Taking on technical debt is inevitable. But, how an organization chooses to handle its technical debt can make or break a company. As an engineer, I hope you feel inspired and empowered to address the technical debt you’re currently facing in your own role. Doing so will make your company a better place to work and will create a better experience for your product’s users as well.

Top comments (3)

sarafian profile image
Alex Sarafian • Edited

I disagree with your definition of technical debt about being something that derives from shortcuts or any other her practice. Technical debt exists just because you code or just because you exercise software engineering. No matter how well you code it will be inevitably outdated, as code or as technology and it will require "maintenance"or replacement. To your house analogy, it just gets old with time.

Not to dismiss what you say. Shortcuts or not, good or bad code, all affect the impact and longevity like with the choices in material and design with the house analogy or any other building.

Because if this important difference, the term debt is not appreciated by many because it adds a sort of guilt no matter how well the engineers did. You don't build a house and think that you buy a debt right?, so why would you with software?

I hope, you find this insight interesting and gives a bit of a different perspective. Just to be clear,. I don't disagree with the rest of the article. I also think that sometimes bad choices are necessary but it is also necessary not to forget about them.

thawkin3 profile image
Tyler Hawkins

Hey Alex, thanks for your comment. I think we're actually agreed, both on the definition of tech debt and also in regards to the need to take on tech debt from time to time. :)

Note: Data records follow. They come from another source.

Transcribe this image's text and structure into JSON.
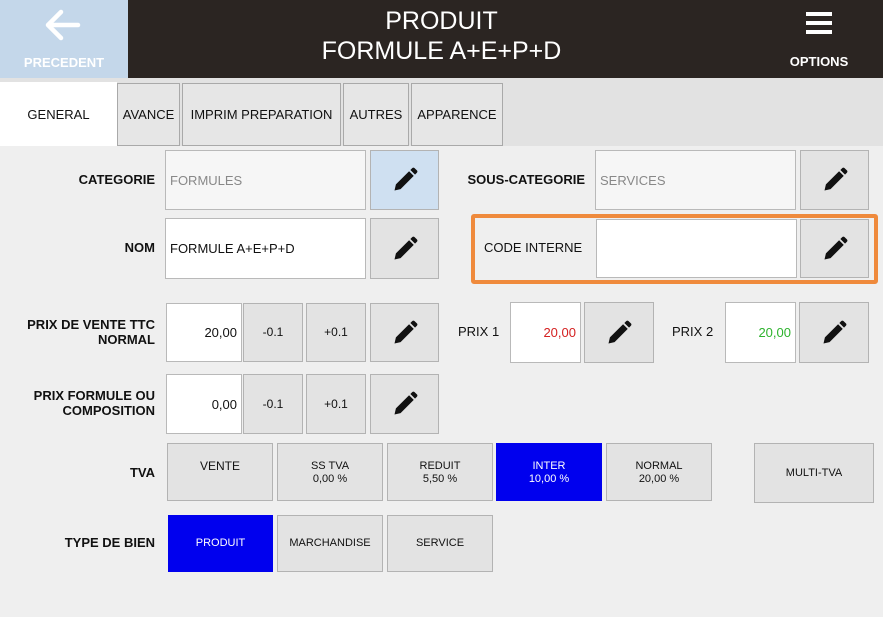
{
  "header": {
    "back_label": "PRECEDENT",
    "title_line1": "PRODUIT",
    "title_line2": "FORMULE A+E+P+D",
    "options_label": "OPTIONS"
  },
  "tabs": [
    {
      "label": "GENERAL",
      "active": true
    },
    {
      "label": "AVANCE"
    },
    {
      "label": "IMPRIM PREPARATION"
    },
    {
      "label": "AUTRES"
    },
    {
      "label": "APPARENCE"
    }
  ],
  "categorie": {
    "label": "CATEGORIE",
    "value": "FORMULES"
  },
  "sous_categorie": {
    "label": "SOUS-CATEGORIE",
    "value": "SERVICES"
  },
  "nom": {
    "label": "NOM",
    "value": "FORMULE A+E+P+D"
  },
  "code_interne": {
    "label": "CODE INTERNE",
    "value": ""
  },
  "prix_vente": {
    "label_line1": "PRIX DE VENTE TTC",
    "label_line2": "NORMAL",
    "value": "20,00",
    "minus": "-0.1",
    "plus": "+0.1"
  },
  "prix1": {
    "label": "PRIX 1",
    "value": "20,00",
    "color": "#d42020"
  },
  "prix2": {
    "label": "PRIX 2",
    "value": "20,00",
    "color": "#2db32d"
  },
  "prix_formule": {
    "label_line1": "PRIX FORMULE OU",
    "label_line2": "COMPOSITION",
    "value": "0,00",
    "minus": "-0.1",
    "plus": "+0.1"
  },
  "tva": {
    "label": "TVA",
    "options": [
      {
        "name": "VENTE",
        "rate": ""
      },
      {
        "name": "SS TVA",
        "rate": "0,00 %"
      },
      {
        "name": "REDUIT",
        "rate": "5,50 %"
      },
      {
        "name": "INTER",
        "rate": "10,00 %"
      },
      {
        "name": "NORMAL",
        "rate": "20,00 %"
      }
    ],
    "selected": "INTER",
    "multi_label": "MULTI-TVA"
  },
  "type_bien": {
    "label": "TYPE DE BIEN",
    "options": [
      "PRODUIT",
      "MARCHANDISE",
      "SERVICE"
    ],
    "selected": "PRODUIT"
  },
  "colors": {
    "header_bg": "#2b2522",
    "back_bg": "#c4d7ea",
    "selected_blue": "#0000ee",
    "highlight": "#ef8a3c"
  }
}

Technical debt can take the form of poor design decisions, much-needed refactorings, technology upgrades, and outstanding bugs.

I'm using the definition of technical debt as commonly agreed upon:

Also like financial debt, there are wise and unwise ways to take on and manage technical debt.

The Martin Fowler article I linked to also discusses the tech debt quadrant and in what ways it can be wise or unwise to take on tech debt, so that's some good further reading if you're interested:

sarafian profile image
Alex Sarafian

I like Fowler's definition the best because he also makes a distinction about how it was produced.

My problem and the reason for my comment is that although no definition excludes the fact that debt is produced by just coding or when choosing a technology, all examples usually focus on bad/silly/fast choices.

Too a certain point, people refer to technical tebt, badly and don't understand the fundamentals that are not even specific to software engineering. And to help your post being misused like that one more time, I commented with a correction because the rest was good.